> **DATA PROVIDED**

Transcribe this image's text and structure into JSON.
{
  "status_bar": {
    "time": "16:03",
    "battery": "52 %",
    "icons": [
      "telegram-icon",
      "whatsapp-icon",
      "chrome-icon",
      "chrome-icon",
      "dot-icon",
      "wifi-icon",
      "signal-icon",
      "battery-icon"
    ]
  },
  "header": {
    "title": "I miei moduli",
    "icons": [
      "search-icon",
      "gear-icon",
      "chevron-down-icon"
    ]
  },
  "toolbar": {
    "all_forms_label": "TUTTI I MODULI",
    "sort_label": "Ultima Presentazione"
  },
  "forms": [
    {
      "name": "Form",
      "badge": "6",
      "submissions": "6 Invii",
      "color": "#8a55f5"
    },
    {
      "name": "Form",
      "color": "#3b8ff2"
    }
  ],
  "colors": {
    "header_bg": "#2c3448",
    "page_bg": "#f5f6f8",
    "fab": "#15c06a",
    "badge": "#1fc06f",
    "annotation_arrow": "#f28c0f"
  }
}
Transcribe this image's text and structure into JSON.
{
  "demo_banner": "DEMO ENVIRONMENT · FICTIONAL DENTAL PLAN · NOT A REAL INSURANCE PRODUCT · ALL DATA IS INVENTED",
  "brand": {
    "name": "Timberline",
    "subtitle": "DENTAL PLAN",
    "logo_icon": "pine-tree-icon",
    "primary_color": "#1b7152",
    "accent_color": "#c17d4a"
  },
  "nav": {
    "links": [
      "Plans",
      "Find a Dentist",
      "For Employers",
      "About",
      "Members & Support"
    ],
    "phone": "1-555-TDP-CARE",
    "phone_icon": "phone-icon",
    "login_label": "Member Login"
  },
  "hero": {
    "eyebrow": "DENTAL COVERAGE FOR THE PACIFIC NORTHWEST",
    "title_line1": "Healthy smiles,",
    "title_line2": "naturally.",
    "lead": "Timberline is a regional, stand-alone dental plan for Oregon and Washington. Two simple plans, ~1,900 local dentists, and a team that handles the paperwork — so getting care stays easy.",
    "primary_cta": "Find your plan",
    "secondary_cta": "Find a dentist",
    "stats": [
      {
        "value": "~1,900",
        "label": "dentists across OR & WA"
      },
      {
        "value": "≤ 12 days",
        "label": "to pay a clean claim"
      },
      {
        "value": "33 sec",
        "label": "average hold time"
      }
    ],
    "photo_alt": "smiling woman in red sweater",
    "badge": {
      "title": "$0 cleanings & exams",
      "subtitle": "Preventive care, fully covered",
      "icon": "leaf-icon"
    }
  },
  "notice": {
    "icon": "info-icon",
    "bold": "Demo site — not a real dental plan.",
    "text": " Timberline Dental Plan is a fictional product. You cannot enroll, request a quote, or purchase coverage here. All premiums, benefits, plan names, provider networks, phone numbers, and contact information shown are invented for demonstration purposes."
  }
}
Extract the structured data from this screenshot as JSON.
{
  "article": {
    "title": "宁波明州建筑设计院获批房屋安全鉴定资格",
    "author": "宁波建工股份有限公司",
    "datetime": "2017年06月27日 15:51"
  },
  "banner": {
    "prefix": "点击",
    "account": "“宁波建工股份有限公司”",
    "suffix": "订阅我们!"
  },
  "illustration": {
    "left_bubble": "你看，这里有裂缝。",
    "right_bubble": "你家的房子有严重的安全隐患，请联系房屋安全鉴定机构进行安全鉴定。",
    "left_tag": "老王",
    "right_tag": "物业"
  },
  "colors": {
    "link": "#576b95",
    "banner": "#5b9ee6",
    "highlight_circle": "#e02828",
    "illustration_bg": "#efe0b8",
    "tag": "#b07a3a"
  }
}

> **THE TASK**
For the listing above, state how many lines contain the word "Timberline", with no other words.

> **WRITTEN SOLUTION**
3